Wads of cash and unseen mugshots: Rare Great Train Robbery scrapbooks made by first policeman at the scene sell for £13,000

The mugshots of the train robbers. (SWNS)

Scrapbooks containing a unique insight into Britain's most notorious crime, the Great Train Robbery, have been sold at auction for £13,000.

The fascinating collection of photos, newspaper clippings and posters was put together by John Bailey, the first detective on the scene of the infamous robbery on August 8, 1963.

[On This Day: Great Train Robbers stole £2.6million in heist that gripped the nation]

Police mugshots of the criminals, including two-time prison-escapee Ronnie Biggs, and pictures of sacks stuffed with bank notes fill the pages.

The scrapbooks provide a look into one of the biggest crimes in Britain's history - from the moment police were alerted right until the robbers were sent to prison.

The retired copper, now 81, said he had no idea at the time how famous the crime would become.

It was sold to a private collector for more than four times their estimate.

A 15-strong gang stole £2.6million - worth £46m today - from a Post Office train heading to London.

They boarded the locomotive wearing ski masks and helmets, struck train driver Jack Mills on the head with an iron bar, and made off with sackfuls of cash.

The group fled to an abandoned farm 17 miles away to divide their loot - then scattered.

Just a year later 12 of the men were sentenced to more than 300 years behind bars for the crime.

Senior valuer Chris Albury at Dominic Winter Auctioneers in South Cerney, Gloucestershire, said: "Actually looking at the photographs I found them particularly haunting.

"I was a toddler at the time so it didn't mean anything to me when it happened.

[On this day: 'Great Train Robbers' sentenced to more than 300 years

"To hear John describing his memories of it as I looked through and his explanation of how the album hinged together took me back to that time."

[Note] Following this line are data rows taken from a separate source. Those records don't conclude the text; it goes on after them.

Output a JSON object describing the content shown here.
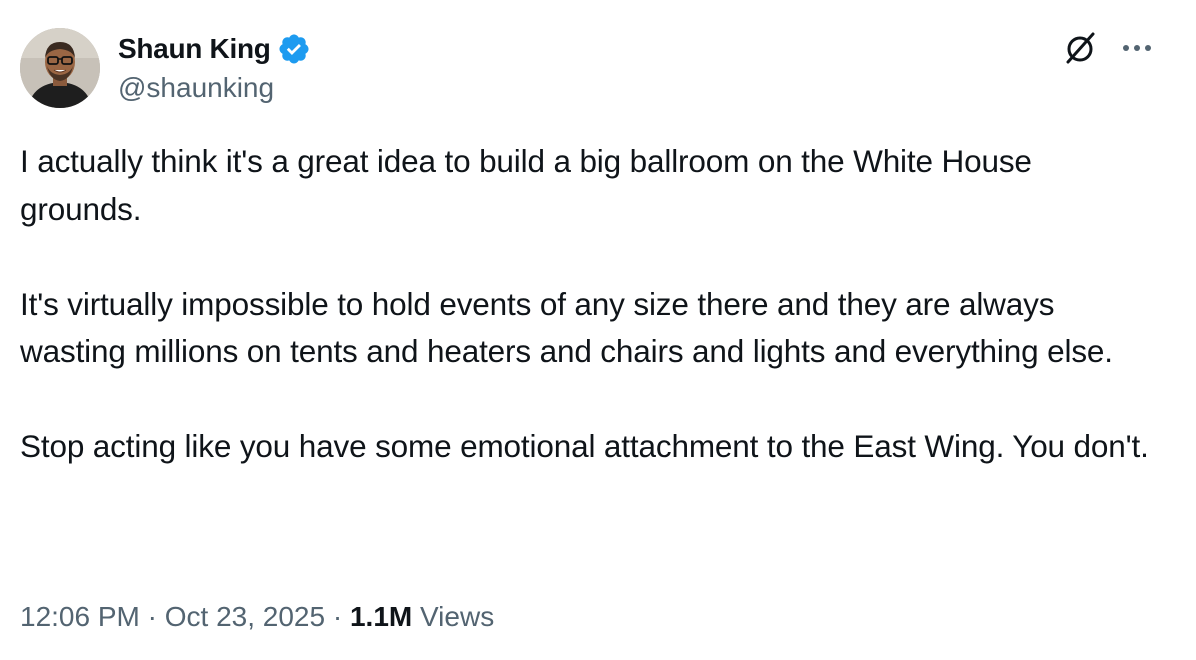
{
  "author": {
    "display_name": "Shaun King",
    "handle": "@shaunking",
    "verified": true
  },
  "tweet": {
    "paragraphs": [
      "I actually think it's a great idea to build a big ballroom on the White House grounds.",
      "It's virtually impossible to hold events of any size there and they are always wasting millions on tents and heaters and chairs and lights and everything else.",
      "Stop acting like you have some emotional attachment to the East Wing. You don't."
    ]
  },
  "meta": {
    "time": "12:06 PM",
    "separator": "·",
    "date": "Oct 23, 2025",
    "views_count": "1.1M",
    "views_label": "Views"
  },
  "icons": {
    "verified": "verified-badge-icon",
    "grok": "grok-icon",
    "more": "more-dots-icon"
  },
  "colors": {
    "text": "#0f1419",
    "secondary": "#536471",
    "verified": "#1d9bf0",
    "background": "#ffffff"
  }
}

Auctioneer Dominic Winter said: "To get all the way up to £13,000 is very pleasing for us, as well as for Mr Bailey himself, who rightly decided now was the best time to sell his collection."